#### What you are asked to do
Please show each line of the listing where "screenshot" is present.

#### Records supplied
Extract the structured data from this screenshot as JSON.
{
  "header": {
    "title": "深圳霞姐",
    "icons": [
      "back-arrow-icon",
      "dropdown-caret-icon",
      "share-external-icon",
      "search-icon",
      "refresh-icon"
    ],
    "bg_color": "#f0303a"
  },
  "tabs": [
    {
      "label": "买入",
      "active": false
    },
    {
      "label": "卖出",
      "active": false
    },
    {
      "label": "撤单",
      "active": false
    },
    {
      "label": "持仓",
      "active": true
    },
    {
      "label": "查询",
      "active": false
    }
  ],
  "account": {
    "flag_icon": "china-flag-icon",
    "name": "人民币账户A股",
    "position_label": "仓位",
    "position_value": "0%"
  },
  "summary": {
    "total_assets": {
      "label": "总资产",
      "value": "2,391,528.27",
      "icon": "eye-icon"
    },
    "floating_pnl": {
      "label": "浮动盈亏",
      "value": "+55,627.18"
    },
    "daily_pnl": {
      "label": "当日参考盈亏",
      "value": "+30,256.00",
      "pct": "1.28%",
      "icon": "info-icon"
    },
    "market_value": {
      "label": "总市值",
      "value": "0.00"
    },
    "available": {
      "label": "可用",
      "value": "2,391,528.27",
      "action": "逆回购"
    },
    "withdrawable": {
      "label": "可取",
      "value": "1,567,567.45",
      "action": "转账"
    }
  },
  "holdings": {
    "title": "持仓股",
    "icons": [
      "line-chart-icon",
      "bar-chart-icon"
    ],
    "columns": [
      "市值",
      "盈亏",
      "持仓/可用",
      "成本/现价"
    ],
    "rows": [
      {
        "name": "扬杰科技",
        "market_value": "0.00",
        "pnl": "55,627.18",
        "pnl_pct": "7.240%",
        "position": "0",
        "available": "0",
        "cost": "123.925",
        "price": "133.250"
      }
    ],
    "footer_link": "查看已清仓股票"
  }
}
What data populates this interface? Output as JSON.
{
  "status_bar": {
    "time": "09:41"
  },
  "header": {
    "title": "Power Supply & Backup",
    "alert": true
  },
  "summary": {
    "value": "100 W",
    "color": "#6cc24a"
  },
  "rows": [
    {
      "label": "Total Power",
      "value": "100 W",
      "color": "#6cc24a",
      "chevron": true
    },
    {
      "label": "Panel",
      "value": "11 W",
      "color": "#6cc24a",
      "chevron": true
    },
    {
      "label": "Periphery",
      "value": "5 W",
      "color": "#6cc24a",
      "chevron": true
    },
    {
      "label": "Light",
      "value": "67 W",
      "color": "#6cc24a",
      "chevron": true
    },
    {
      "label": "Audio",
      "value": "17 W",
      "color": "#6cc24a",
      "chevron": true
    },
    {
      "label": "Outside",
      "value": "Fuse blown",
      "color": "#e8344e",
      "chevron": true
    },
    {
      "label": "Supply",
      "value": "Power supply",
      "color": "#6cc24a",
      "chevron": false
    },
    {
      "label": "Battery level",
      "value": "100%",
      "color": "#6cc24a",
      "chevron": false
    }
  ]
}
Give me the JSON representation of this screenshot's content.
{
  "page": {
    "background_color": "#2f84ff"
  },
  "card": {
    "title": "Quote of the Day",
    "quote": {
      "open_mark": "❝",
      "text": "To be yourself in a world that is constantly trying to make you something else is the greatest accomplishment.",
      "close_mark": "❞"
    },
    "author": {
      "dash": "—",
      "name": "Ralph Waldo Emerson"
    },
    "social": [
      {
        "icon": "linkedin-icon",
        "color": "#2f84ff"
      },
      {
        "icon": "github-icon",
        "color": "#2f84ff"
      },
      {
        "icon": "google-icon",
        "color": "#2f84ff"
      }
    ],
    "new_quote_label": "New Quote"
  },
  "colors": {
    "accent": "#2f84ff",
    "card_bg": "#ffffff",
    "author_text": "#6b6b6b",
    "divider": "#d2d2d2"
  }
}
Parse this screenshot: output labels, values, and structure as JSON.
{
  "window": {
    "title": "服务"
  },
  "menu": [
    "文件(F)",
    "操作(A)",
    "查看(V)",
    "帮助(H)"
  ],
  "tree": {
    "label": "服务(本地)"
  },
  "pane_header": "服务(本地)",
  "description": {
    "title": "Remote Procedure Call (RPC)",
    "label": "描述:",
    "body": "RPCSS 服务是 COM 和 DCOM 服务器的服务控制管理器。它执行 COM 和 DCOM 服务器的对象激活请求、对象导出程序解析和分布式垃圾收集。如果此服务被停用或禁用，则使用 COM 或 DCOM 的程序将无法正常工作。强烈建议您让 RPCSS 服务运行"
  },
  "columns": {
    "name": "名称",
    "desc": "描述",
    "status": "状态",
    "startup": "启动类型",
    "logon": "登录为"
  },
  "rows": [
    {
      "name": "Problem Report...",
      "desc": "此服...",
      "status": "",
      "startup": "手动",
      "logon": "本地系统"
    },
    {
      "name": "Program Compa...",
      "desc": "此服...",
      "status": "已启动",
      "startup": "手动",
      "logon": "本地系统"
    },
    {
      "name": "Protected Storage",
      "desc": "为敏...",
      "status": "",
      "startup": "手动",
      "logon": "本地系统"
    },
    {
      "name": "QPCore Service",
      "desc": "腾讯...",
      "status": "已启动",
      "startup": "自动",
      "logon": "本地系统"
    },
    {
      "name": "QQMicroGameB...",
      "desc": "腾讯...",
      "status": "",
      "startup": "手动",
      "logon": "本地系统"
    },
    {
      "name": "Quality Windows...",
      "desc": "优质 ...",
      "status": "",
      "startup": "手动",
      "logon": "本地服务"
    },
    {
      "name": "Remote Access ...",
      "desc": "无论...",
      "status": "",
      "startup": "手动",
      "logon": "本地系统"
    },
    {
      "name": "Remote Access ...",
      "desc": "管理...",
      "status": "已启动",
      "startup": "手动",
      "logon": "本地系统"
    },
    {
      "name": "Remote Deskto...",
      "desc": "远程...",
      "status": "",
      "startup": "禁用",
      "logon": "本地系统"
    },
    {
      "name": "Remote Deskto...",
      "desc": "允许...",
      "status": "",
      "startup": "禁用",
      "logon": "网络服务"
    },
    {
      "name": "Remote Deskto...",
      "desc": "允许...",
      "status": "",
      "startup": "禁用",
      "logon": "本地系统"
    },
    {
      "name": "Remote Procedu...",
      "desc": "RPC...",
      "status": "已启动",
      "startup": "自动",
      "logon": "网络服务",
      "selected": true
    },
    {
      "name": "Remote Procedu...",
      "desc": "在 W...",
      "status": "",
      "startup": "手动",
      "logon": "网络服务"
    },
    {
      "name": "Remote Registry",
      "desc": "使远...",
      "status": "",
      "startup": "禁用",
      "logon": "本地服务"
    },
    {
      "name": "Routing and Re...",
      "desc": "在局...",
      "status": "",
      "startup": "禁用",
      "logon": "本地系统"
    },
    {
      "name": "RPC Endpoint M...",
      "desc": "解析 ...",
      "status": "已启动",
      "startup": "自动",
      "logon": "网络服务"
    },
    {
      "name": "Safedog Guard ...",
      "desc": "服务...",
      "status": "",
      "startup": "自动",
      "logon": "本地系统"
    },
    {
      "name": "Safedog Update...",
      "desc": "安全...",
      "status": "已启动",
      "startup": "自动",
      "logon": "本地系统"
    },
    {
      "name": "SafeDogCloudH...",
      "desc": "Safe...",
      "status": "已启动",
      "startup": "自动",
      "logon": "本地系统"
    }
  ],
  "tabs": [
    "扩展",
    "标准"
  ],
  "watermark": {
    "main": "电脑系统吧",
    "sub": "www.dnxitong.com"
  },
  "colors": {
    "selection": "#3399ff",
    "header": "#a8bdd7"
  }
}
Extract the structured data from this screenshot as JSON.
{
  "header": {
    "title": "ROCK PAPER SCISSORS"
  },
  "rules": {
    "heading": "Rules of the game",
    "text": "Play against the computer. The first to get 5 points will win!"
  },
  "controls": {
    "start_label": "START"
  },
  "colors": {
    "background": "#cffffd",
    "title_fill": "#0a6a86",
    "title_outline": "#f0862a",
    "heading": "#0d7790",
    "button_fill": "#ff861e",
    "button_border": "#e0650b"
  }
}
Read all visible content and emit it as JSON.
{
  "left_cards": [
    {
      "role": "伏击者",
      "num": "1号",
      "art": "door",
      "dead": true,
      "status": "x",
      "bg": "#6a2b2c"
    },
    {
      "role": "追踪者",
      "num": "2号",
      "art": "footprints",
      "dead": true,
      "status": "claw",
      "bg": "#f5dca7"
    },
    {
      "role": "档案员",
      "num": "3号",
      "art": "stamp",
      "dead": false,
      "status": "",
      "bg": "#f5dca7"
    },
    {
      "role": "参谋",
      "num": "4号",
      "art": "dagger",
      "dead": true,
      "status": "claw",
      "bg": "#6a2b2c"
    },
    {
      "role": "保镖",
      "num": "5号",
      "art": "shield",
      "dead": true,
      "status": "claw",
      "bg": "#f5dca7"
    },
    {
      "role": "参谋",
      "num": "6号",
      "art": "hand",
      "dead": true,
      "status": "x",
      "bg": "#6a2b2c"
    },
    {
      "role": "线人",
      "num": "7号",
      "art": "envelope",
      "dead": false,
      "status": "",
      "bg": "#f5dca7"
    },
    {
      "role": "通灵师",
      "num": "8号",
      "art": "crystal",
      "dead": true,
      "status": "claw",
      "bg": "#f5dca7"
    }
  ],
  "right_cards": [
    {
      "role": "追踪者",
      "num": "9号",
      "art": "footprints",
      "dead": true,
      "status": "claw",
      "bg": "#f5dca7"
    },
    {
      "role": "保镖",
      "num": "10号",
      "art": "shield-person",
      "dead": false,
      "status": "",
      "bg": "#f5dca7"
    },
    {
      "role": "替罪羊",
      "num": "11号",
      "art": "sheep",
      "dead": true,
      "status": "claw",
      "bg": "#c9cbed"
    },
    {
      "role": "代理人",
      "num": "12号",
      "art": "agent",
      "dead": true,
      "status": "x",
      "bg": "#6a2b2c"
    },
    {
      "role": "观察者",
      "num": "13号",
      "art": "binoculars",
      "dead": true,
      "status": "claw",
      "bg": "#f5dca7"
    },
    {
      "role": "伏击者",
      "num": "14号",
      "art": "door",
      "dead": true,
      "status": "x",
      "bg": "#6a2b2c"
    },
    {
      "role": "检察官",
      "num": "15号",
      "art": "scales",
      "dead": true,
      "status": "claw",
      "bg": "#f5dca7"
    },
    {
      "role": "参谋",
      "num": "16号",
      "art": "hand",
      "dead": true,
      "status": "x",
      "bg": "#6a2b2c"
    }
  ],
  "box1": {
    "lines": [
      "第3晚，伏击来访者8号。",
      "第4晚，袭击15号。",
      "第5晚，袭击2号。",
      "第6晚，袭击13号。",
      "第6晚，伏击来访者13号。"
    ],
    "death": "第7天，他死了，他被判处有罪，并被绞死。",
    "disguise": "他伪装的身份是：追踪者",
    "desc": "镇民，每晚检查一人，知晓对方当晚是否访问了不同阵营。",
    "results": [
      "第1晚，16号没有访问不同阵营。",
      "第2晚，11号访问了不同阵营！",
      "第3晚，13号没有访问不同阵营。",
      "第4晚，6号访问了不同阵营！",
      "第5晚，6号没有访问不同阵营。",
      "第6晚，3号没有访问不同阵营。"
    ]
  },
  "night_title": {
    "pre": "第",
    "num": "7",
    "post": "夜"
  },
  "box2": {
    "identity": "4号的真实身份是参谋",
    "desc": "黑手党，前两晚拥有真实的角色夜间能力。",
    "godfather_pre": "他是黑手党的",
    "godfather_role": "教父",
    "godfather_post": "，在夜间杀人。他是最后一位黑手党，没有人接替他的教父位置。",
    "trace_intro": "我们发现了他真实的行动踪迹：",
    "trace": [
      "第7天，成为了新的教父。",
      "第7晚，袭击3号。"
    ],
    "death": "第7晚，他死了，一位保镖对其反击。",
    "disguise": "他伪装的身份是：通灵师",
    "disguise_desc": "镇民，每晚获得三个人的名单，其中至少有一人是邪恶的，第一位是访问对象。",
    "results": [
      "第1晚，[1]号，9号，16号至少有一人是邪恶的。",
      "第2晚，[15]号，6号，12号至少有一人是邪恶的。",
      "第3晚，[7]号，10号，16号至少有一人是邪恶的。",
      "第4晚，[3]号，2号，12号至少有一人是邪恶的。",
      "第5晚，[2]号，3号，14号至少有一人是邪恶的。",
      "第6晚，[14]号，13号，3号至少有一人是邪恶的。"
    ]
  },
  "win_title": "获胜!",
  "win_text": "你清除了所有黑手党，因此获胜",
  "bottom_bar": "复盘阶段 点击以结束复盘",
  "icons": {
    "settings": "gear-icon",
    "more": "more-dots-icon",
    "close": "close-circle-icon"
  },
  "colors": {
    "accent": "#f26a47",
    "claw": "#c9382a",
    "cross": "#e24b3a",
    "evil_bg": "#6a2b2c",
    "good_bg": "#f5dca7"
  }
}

#### Final answer
Extract the structured data from this screenshot as JSON.
Give me the JSON representation of this screenshot's content.
Parse this screenshot: output labels, values, and structure as JSON.
Extract the structured data from this screenshot as JSON.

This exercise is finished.